#### [RECORDS TO USE]

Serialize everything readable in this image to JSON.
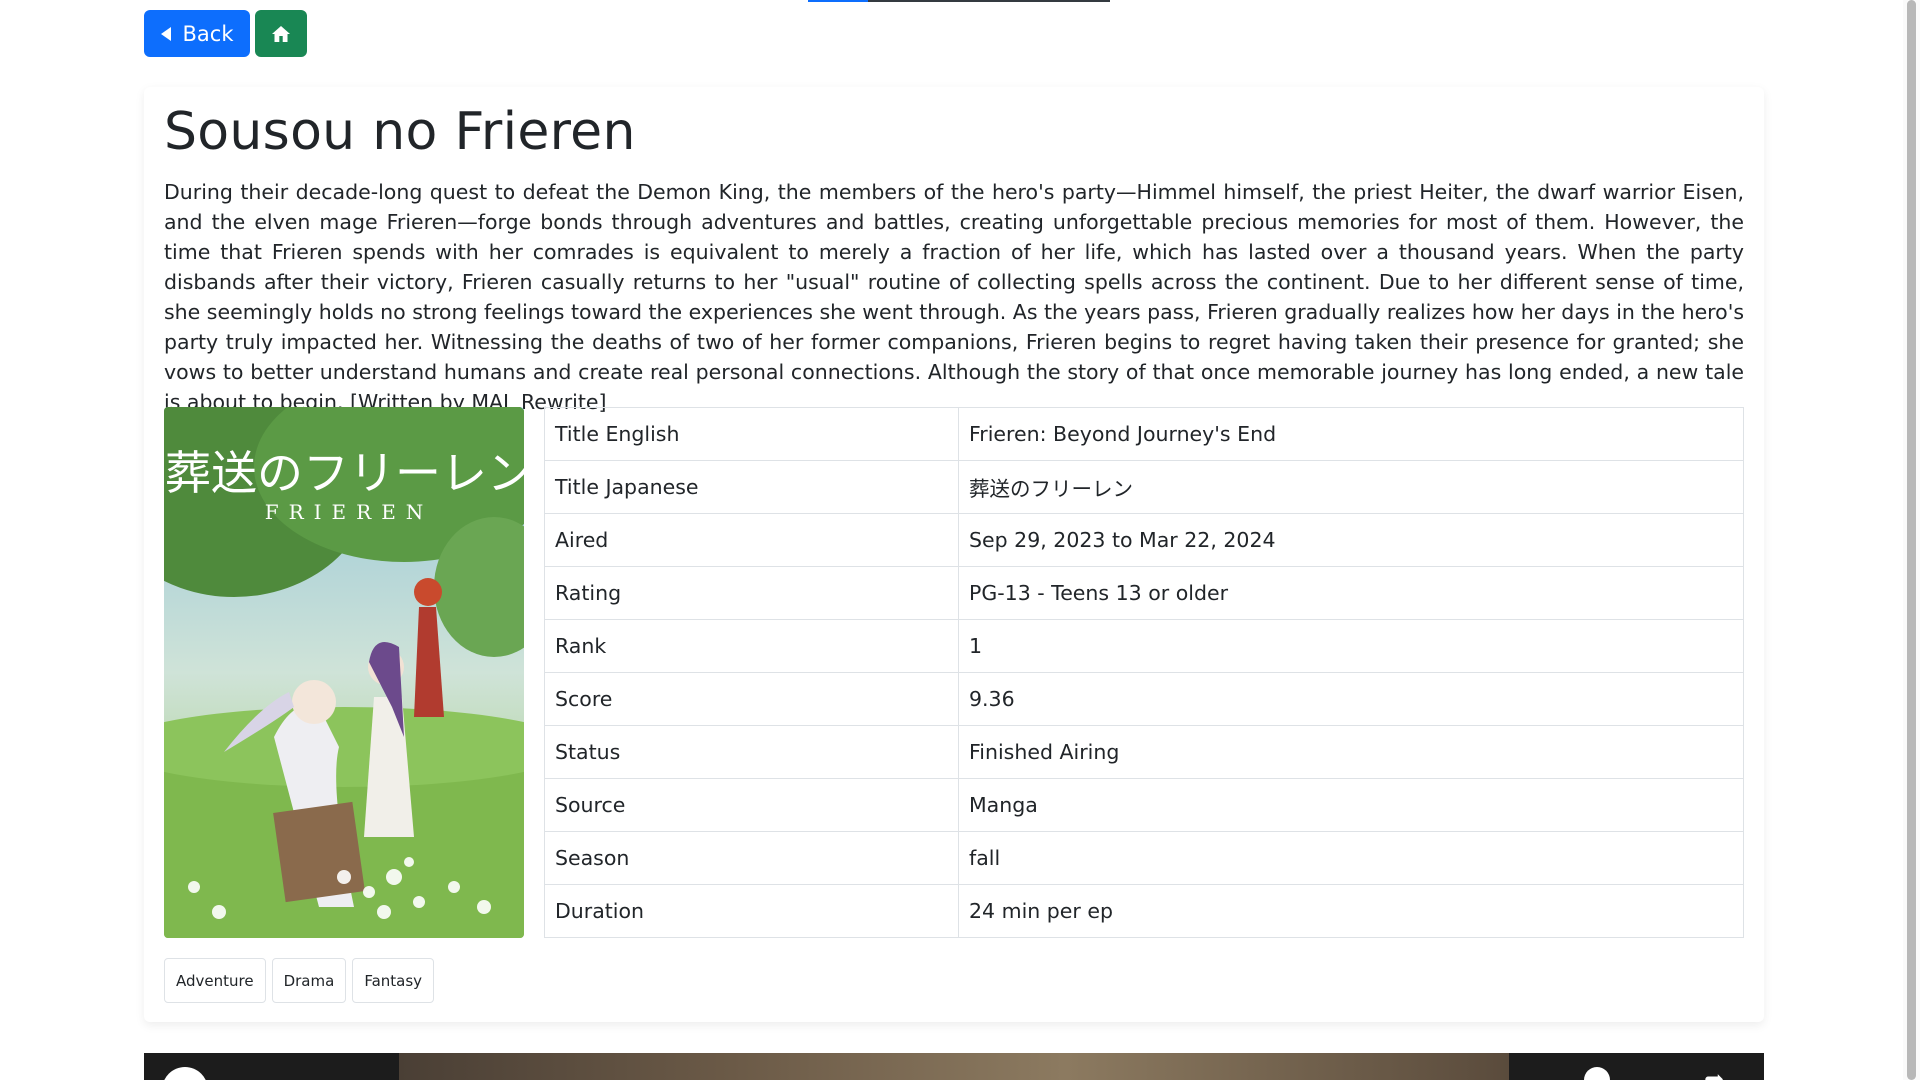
{
  "nav": {
    "back_label": "Back",
    "back_icon": "caret-left-icon",
    "home_icon": "house-icon"
  },
  "anime": {
    "title": "Sousou no Frieren",
    "synopsis": "During their decade-long quest to defeat the Demon King, the members of the hero's party—Himmel himself, the priest Heiter, the dwarf warrior Eisen, and the elven mage Frieren—forge bonds through adventures and battles, creating unforgettable precious memories for most of them. However, the time that Frieren spends with her comrades is equivalent to merely a fraction of her life, which has lasted over a thousand years. When the party disbands after their victory, Frieren casually returns to her \"usual\" routine of collecting spells across the continent. Due to her different sense of time, she seemingly holds no strong feelings toward the experiences she went through. As the years pass, Frieren gradually realizes how her days in the hero's party truly impacted her. Witnessing the deaths of two of her former companions, Frieren begins to regret having taken their presence for granted; she vows to better understand humans and create real personal connections. Although the story of that once memorable journey has long ended, a new tale is about to begin. [Written by MAL Rewrite]",
    "poster": {
      "title_jp": "葬送のフリーレン",
      "title_en": "FRIEREN"
    },
    "details": [
      {
        "label": "Title English",
        "value": "Frieren: Beyond Journey's End"
      },
      {
        "label": "Title Japanese",
        "value": "葬送のフリーレン"
      },
      {
        "label": "Aired",
        "value": "Sep 29, 2023 to Mar 22, 2024"
      },
      {
        "label": "Rating",
        "value": "PG-13 - Teens 13 or older"
      },
      {
        "label": "Rank",
        "value": "1"
      },
      {
        "label": "Score",
        "value": "9.36"
      },
      {
        "label": "Status",
        "value": "Finished Airing"
      },
      {
        "label": "Source",
        "value": "Manga"
      },
      {
        "label": "Season",
        "value": "fall"
      },
      {
        "label": "Duration",
        "value": "24 min per ep"
      }
    ],
    "genres": [
      "Adventure",
      "Drama",
      "Fantasy"
    ]
  },
  "colors": {
    "primary": "#0d6efd",
    "success": "#198754",
    "border": "#dee2e6",
    "text": "#212529"
  }
}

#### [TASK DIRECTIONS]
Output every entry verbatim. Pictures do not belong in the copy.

#### [SOLUTION TO THE EXERCISE]
Serialize everything readable in this image to JSON.
{
  "nav": {
    "back_label": "Back",
    "back_icon": "caret-left-icon",
    "home_icon": "house-icon"
  },
  "anime": {
    "title": "Sousou no Frieren",
    "synopsis": "During their decade-long quest to defeat the Demon King, the members of the hero's party—Himmel himself, the priest Heiter, the dwarf warrior Eisen, and the elven mage Frieren—forge bonds through adventures and battles, creating unforgettable precious memories for most of them. However, the time that Frieren spends with her comrades is equivalent to merely a fraction of her life, which has lasted over a thousand years. When the party disbands after their victory, Frieren casually returns to her \"usual\" routine of collecting spells across the continent. Due to her different sense of time, she seemingly holds no strong feelings toward the experiences she went through. As the years pass, Frieren gradually realizes how her days in the hero's party truly impacted her. Witnessing the deaths of two of her former companions, Frieren begins to regret having taken their presence for granted; she vows to better understand humans and create real personal connections. Although the story of that once memorable journey has long ended, a new tale is about to begin. [Written by MAL Rewrite]",
    "poster": {
      "title_jp": "葬送のフリーレン",
      "title_en": "FRIEREN"
    },
    "details": [
      {
        "label": "Title English",
        "value": "Frieren: Beyond Journey's End"
      },
      {
        "label": "Title Japanese",
        "value": "葬送のフリーレン"
      },
      {
        "label": "Aired",
        "value": "Sep 29, 2023 to Mar 22, 2024"
      },
      {
        "label": "Rating",
        "value": "PG-13 - Teens 13 or older"
      },
      {
        "label": "Rank",
        "value": "1"
      },
      {
        "label": "Score",
        "value": "9.36"
      },
      {
        "label": "Status",
        "value": "Finished Airing"
      },
      {
        "label": "Source",
        "value": "Manga"
      },
      {
        "label": "Season",
        "value": "fall"
      },
      {
        "label": "Duration",
        "value": "24 min per ep"
      }
    ],
    "genres": [
      "Adventure",
      "Drama",
      "Fantasy"
    ]
  },
  "colors": {
    "primary": "#0d6efd",
    "success": "#198754",
    "border": "#dee2e6",
    "text": "#212529"
  }
}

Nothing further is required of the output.